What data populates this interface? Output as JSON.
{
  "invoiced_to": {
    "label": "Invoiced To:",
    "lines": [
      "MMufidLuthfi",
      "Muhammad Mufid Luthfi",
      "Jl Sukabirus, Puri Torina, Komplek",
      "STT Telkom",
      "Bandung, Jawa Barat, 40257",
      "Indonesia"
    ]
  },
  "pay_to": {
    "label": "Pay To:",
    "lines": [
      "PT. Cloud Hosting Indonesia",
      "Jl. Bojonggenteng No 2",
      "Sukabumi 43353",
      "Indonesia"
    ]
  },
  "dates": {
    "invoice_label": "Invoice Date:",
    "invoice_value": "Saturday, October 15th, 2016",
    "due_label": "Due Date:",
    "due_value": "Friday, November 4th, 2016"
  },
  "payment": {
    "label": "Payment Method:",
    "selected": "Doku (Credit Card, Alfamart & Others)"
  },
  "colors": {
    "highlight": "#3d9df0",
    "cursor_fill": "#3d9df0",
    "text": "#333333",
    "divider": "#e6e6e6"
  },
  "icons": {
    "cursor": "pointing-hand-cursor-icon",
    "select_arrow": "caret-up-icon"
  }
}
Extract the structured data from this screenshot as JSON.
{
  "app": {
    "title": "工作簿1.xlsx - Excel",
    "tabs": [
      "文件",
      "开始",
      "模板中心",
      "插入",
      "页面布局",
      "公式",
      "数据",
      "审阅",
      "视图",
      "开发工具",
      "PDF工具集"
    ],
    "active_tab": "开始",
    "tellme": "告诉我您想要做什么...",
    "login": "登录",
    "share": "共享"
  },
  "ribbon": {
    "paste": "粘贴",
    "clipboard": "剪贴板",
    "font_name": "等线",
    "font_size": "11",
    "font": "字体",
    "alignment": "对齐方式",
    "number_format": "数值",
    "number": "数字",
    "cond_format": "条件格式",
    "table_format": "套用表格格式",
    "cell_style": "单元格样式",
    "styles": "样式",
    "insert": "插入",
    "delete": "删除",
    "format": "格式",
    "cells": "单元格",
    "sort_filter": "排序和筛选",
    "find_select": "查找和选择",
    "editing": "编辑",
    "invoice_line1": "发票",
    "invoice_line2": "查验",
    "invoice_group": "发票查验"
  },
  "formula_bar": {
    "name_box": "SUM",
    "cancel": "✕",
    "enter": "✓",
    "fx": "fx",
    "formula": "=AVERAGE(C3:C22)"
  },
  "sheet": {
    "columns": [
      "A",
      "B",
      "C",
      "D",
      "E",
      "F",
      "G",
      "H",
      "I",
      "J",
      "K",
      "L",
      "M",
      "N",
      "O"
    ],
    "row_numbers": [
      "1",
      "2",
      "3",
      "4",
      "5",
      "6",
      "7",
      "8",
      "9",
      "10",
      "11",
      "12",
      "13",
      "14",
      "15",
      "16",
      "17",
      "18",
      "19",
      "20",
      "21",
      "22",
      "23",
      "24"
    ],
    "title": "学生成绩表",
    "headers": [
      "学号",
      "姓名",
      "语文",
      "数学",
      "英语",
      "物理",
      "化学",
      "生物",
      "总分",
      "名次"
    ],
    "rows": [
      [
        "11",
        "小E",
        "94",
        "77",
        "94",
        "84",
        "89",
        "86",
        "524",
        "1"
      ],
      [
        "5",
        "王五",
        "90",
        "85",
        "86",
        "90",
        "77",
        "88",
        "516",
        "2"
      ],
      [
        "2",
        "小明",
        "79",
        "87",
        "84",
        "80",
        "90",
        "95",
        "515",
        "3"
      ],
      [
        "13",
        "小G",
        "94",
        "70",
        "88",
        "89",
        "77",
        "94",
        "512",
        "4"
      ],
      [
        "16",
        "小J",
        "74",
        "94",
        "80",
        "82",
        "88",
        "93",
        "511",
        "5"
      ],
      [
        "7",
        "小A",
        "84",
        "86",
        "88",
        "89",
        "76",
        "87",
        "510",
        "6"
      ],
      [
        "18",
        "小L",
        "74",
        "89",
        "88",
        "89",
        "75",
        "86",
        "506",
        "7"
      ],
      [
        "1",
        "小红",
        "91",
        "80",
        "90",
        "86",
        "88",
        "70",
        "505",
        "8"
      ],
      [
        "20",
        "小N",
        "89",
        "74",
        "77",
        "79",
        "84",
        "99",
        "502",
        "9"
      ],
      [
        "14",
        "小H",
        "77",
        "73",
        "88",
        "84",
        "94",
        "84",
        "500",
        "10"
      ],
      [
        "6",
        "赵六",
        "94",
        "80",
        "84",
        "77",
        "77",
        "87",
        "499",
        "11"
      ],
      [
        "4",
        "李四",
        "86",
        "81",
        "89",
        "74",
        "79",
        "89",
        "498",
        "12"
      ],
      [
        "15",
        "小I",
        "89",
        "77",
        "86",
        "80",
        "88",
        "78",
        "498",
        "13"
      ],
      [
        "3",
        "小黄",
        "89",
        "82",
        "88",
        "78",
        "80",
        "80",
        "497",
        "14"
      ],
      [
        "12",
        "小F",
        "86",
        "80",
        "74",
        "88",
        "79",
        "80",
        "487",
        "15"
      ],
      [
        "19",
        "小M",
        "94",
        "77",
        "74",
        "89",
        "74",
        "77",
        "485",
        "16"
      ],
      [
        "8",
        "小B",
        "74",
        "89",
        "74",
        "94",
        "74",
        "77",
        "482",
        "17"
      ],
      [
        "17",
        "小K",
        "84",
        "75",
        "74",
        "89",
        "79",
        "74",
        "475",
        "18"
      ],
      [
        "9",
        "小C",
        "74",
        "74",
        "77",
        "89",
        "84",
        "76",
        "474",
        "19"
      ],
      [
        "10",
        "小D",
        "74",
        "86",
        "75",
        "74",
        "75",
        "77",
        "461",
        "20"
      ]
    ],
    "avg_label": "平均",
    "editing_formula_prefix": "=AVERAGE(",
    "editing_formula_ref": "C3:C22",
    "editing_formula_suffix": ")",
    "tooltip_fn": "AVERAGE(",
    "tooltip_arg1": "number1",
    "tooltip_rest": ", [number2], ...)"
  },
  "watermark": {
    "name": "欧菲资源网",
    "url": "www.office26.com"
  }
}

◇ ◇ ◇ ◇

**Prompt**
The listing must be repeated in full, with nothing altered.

**Solution to this problem**
What data populates this interface? Output as JSON.
{
  "invoiced_to": {
    "label": "Invoiced To:",
    "lines": [
      "MMufidLuthfi",
      "Muhammad Mufid Luthfi",
      "Jl Sukabirus, Puri Torina, Komplek",
      "STT Telkom",
      "Bandung, Jawa Barat, 40257",
      "Indonesia"
    ]
  },
  "pay_to": {
    "label": "Pay To:",
    "lines": [
      "PT. Cloud Hosting Indonesia",
      "Jl. Bojonggenteng No 2",
      "Sukabumi 43353",
      "Indonesia"
    ]
  },
  "dates": {
    "invoice_label": "Invoice Date:",
    "invoice_value": "Saturday, October 15th, 2016",
    "due_label": "Due Date:",
    "due_value": "Friday, November 4th, 2016"
  },
  "payment": {
    "label": "Payment Method:",
    "selected": "Doku (Credit Card, Alfamart & Others)"
  },
  "colors": {
    "highlight": "#3d9df0",
    "cursor_fill": "#3d9df0",
    "text": "#333333",
    "divider": "#e6e6e6"
  },
  "icons": {
    "cursor": "pointing-hand-cursor-icon",
    "select_arrow": "caret-up-icon"
  }
}
Extract the structured data from this screenshot as JSON.
{
  "app": {
    "title": "工作簿1.xlsx - Excel",
    "tabs": [
      "文件",
      "开始",
      "模板中心",
      "插入",
      "页面布局",
      "公式",
      "数据",
      "审阅",
      "视图",
      "开发工具",
      "PDF工具集"
    ],
    "active_tab": "开始",
    "tellme": "告诉我您想要做什么...",
    "login": "登录",
    "share": "共享"
  },
  "ribbon": {
    "paste": "粘贴",
    "clipboard": "剪贴板",
    "font_name": "等线",
    "font_size": "11",
    "font": "字体",
    "alignment": "对齐方式",
    "number_format": "数值",
    "number": "数字",
    "cond_format": "条件格式",
    "table_format": "套用表格格式",
    "cell_style": "单元格样式",
    "styles": "样式",
    "insert": "插入",
    "delete": "删除",
    "format": "格式",
    "cells": "单元格",
    "sort_filter": "排序和筛选",
    "find_select": "查找和选择",
    "editing": "编辑",
    "invoice_line1": "发票",
    "invoice_line2": "查验",
    "invoice_group": "发票查验"
  },
  "formula_bar": {
    "name_box": "SUM",
    "cancel": "✕",
    "enter": "✓",
    "fx": "fx",
    "formula": "=AVERAGE(C3:C22)"
  },
  "sheet": {
    "columns": [
      "A",
      "B",
      "C",
      "D",
      "E",
      "F",
      "G",
      "H",
      "I",
      "J",
      "K",
      "L",
      "M",
      "N",
      "O"
    ],
    "row_numbers": [
      "1",
      "2",
      "3",
      "4",
      "5",
      "6",
      "7",
      "8",
      "9",
      "10",
      "11",
      "12",
      "13",
      "14",
      "15",
      "16",
      "17",
      "18",
      "19",
      "20",
      "21",
      "22",
      "23",
      "24"
    ],
    "title": "学生成绩表",
    "headers": [
      "学号",
      "姓名",
      "语文",
      "数学",
      "英语",
      "物理",
      "化学",
      "生物",
      "总分",
      "名次"
    ],
    "rows": [
      [
        "11",
        "小E",
        "94",
        "77",
        "94",
        "84",
        "89",
        "86",
        "524",
        "1"
      ],
      [
        "5",
        "王五",
        "90",
        "85",
        "86",
        "90",
        "77",
        "88",
        "516",
        "2"
      ],
      [
        "2",
        "小明",
        "79",
        "87",
        "84",
        "80",
        "90",
        "95",
        "515",
        "3"
      ],
      [
        "13",
        "小G",
        "94",
        "70",
        "88",
        "89",
        "77",
        "94",
        "512",
        "4"
      ],
      [
        "16",
        "小J",
        "74",
        "94",
        "80",
        "82",
        "88",
        "93",
        "511",
        "5"
      ],
      [
        "7",
        "小A",
        "84",
        "86",
        "88",
        "89",
        "76",
        "87",
        "510",
        "6"
      ],
      [
        "18",
        "小L",
        "74",
        "89",
        "88",
        "89",
        "75",
        "86",
        "506",
        "7"
      ],
      [
        "1",
        "小红",
        "91",
        "80",
        "90",
        "86",
        "88",
        "70",
        "505",
        "8"
      ],
      [
        "20",
        "小N",
        "89",
        "74",
        "77",
        "79",
        "84",
        "99",
        "502",
        "9"
      ],
      [
        "14",
        "小H",
        "77",
        "73",
        "88",
        "84",
        "94",
        "84",
        "500",
        "10"
      ],
      [
        "6",
        "赵六",
        "94",
        "80",
        "84",
        "77",
        "77",
        "87",
        "499",
        "11"
      ],
      [
        "4",
        "李四",
        "86",
        "81",
        "89",
        "74",
        "79",
        "89",
        "498",
        "12"
      ],
      [
        "15",
        "小I",
        "89",
        "77",
        "86",
        "80",
        "88",
        "78",
        "498",
        "13"
      ],
      [
        "3",
        "小黄",
        "89",
        "82",
        "88",
        "78",
        "80",
        "80",
        "497",
        "14"
      ],
      [
        "12",
        "小F",
        "86",
        "80",
        "74",
        "88",
        "79",
        "80",
        "487",
        "15"
      ],
      [
        "19",
        "小M",
        "94",
        "77",
        "74",
        "89",
        "74",
        "77",
        "485",
        "16"
      ],
      [
        "8",
        "小B",
        "74",
        "89",
        "74",
        "94",
        "74",
        "77",
        "482",
        "17"
      ],
      [
        "17",
        "小K",
        "84",
        "75",
        "74",
        "89",
        "79",
        "74",
        "475",
        "18"
      ],
      [
        "9",
        "小C",
        "74",
        "74",
        "77",
        "89",
        "84",
        "76",
        "474",
        "19"
      ],
      [
        "10",
        "小D",
        "74",
        "86",
        "75",
        "74",
        "75",
        "77",
        "461",
        "20"
      ]
    ],
    "avg_label": "平均",
    "editing_formula_prefix": "=AVERAGE(",
    "editing_formula_ref": "C3:C22",
    "editing_formula_suffix": ")",
    "tooltip_fn": "AVERAGE(",
    "tooltip_arg1": "number1",
    "tooltip_rest": ", [number2], ...)"
  },
  "watermark": {
    "name": "欧菲资源网",
    "url": "www.office26.com"
  }
}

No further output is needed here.